Two-time Lincoln Prize winner Guelzo (Civil War Era History/Gettysburg Coll.; Lincoln’s Emancipation Proclamation: The End of Slavery in America, 2004, etc.) colorfully chronicles the most famous Senate campaign in American history.
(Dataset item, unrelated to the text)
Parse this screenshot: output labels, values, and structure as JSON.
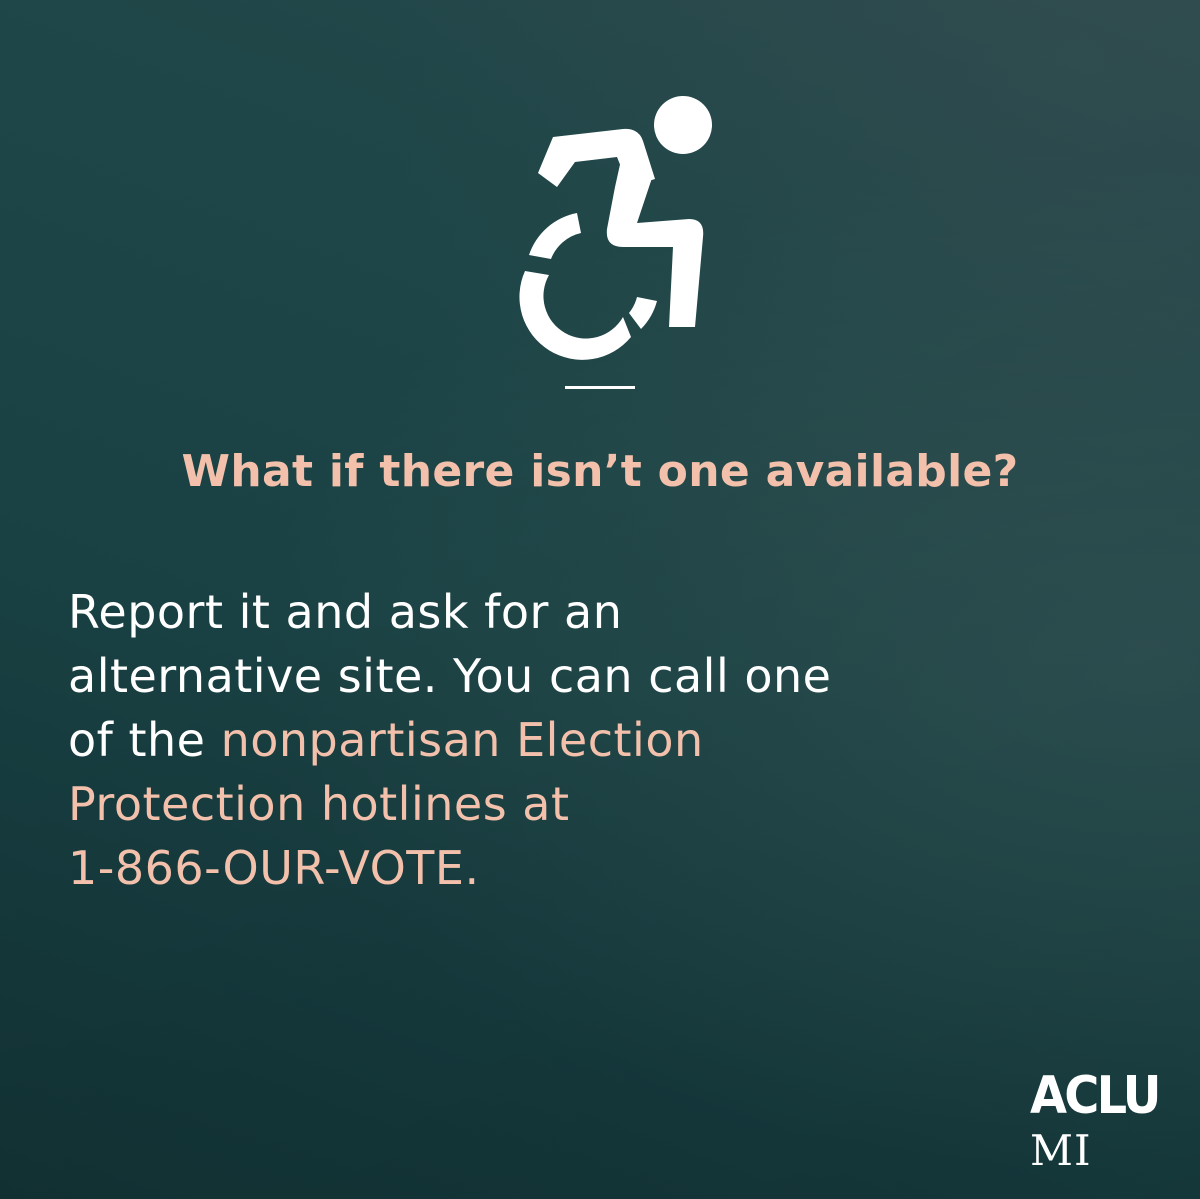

By 1858, intense controversy over slavery had brought the country to a boil, and partisans rightly looked to the Senate race in the swing state of Illinois for clues to the 1860 presidential election. There, the brilliant orator and incumbent Stephen A. Douglas, father of the incendiary Kansas-Nebraska Act and champion of the doctrine of “popular sovereignty,” battled the little-known, lightly regarded prairie lawyer Abraham Lincoln. Douglas painted Lincoln as a thinly disguised abolitionist and an inconstant patriot, intent on ending the Founders’s experiment in diversity by dictating a way of life to the South and inciting civil war. Lincoln attacked Douglas for destroying the Missouri Compromise and refusing to recognize that the moral issue of slavery was not susceptible to the whims of popular demand. Thanks largely to seven joint debates (actually serialized speeches) instantly transcribed and printed in newspapers that transfixed readers far beyond the state’s borders, Lincoln emerged from the campaign with a national reputation, the glittering star of the still-new Republican Party. Though Douglas prevailed, he was reduced to an exhausted husk of his once powerful self, his national prospects severely diminished. Guelzo memorably describes the campaign’s centerpiece, the Lincoln/Douglas face-offs in the little towns of Freeport, Ottawa, Galesburg, Quincy, Charleston, Alton and Jonesport. He also ably elucidates the importance and the timelessness of the philosophical differences at the heart of the Lincoln/Douglas debates, but he excels most at placing them in their original context, as only a part of a sharply contested, often ugly political campaign, wherein each man spent as much time tending to his own splintered party as he did explaining himself or hammering his opponent.
A crisply articulated, dynamic presentation of how the debates unfolded and why they still matter today.